Dataset entries Start Marker

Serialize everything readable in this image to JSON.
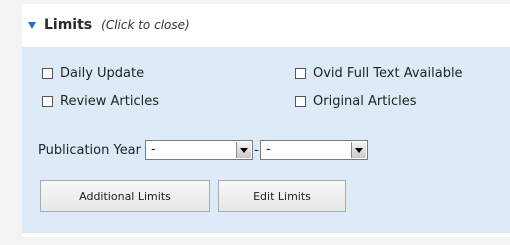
{
  "limits": {
    "title": "Limits",
    "hint": "(Click to close)",
    "checkboxes": [
      {
        "label": "Daily Update",
        "checked": false
      },
      {
        "label": "Ovid Full Text Available",
        "checked": false
      },
      {
        "label": "Review Articles",
        "checked": false
      },
      {
        "label": "Original Articles",
        "checked": false
      }
    ],
    "publication_year": {
      "label": "Publication Year",
      "from_value": "-",
      "separator": "-",
      "to_value": "-"
    },
    "buttons": {
      "additional": "Additional Limits",
      "edit": "Edit Limits"
    }
  },
  "colors": {
    "accent": "#1e73c8",
    "panel_bg": "#dcebf7"
  }
}
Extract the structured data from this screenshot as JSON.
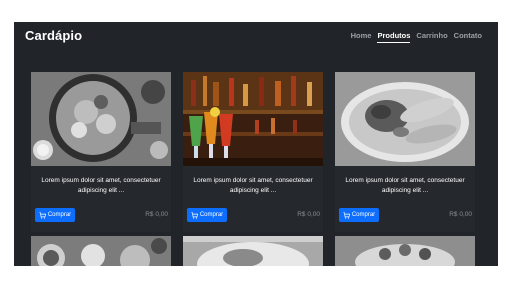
{
  "header": {
    "brand": "Cardápio",
    "nav": [
      {
        "label": "Home",
        "active": false
      },
      {
        "label": "Produtos",
        "active": true
      },
      {
        "label": "Carrinho",
        "active": false
      },
      {
        "label": "Contato",
        "active": false
      }
    ]
  },
  "products": [
    {
      "image_icon": "food-platter-image",
      "description": "Lorem ipsum dolor sit amet, consectetuer adipiscing elit ...",
      "buy_label": "Comprar",
      "price": "R$ 0,00"
    },
    {
      "image_icon": "cocktails-image",
      "description": "Lorem ipsum dolor sit amet, consectetuer adipiscing elit ...",
      "buy_label": "Comprar",
      "price": "R$ 0,00"
    },
    {
      "image_icon": "salad-plate-image",
      "description": "Lorem ipsum dolor sit amet, consectetuer adipiscing elit ...",
      "buy_label": "Comprar",
      "price": "R$ 0,00"
    }
  ],
  "colors": {
    "background": "#212529",
    "accent": "#0d6efd",
    "price": "#8b8f94"
  }
}
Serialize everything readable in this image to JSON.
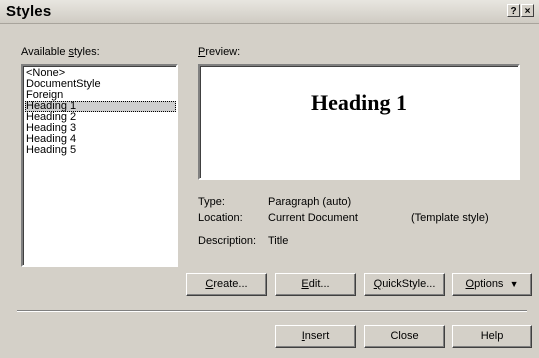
{
  "window": {
    "title": "Styles",
    "help_glyph": "?",
    "close_glyph": "×"
  },
  "styles": {
    "label_pre": "Available ",
    "label_ul": "s",
    "label_post": "tyles:",
    "items": [
      "<None>",
      "DocumentStyle",
      "Foreign",
      "Heading 1",
      "Heading 2",
      "Heading 3",
      "Heading 4",
      "Heading 5"
    ],
    "selected_index": 3
  },
  "preview": {
    "label_ul": "P",
    "label_post": "review:",
    "sample_text": "Heading 1"
  },
  "details": {
    "type_label": "Type:",
    "type_value": "Paragraph (auto)",
    "location_label": "Location:",
    "location_value": "Current Document",
    "template_note": "(Template style)",
    "description_label": "Description:",
    "description_value": "Title"
  },
  "buttons": {
    "create_ul": "C",
    "create_post": "reate...",
    "edit_ul": "E",
    "edit_post": "dit...",
    "quickstyle_ul": "Q",
    "quickstyle_post": "uickStyle...",
    "options_ul": "O",
    "options_post": "ptions",
    "options_arrow": "▼",
    "insert_ul": "I",
    "insert_post": "nsert",
    "close_label": "Close",
    "help_label": "Help"
  }
}
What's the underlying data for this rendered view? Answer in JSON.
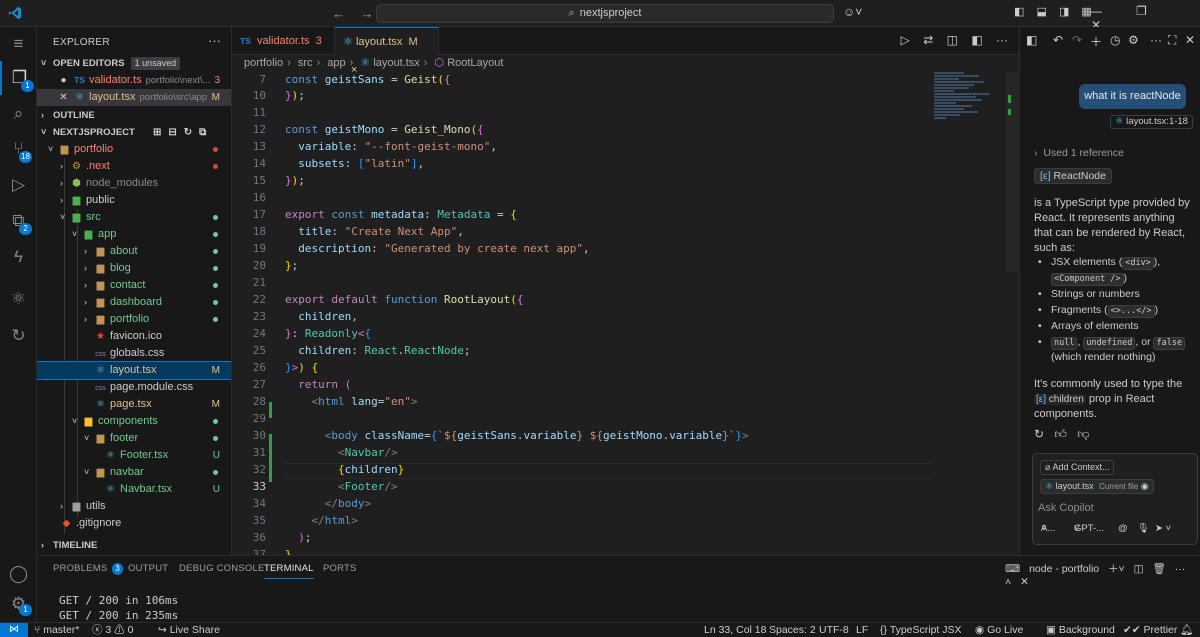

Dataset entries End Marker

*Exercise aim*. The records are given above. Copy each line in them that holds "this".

*Solution below*.
Serialize everything readable in this image to JSON.
Extract the structured data from this screenshot as JSON.
Serialize everything readable in this image to JSON.
What's the underlying data for this rendered view? Answer in JSON.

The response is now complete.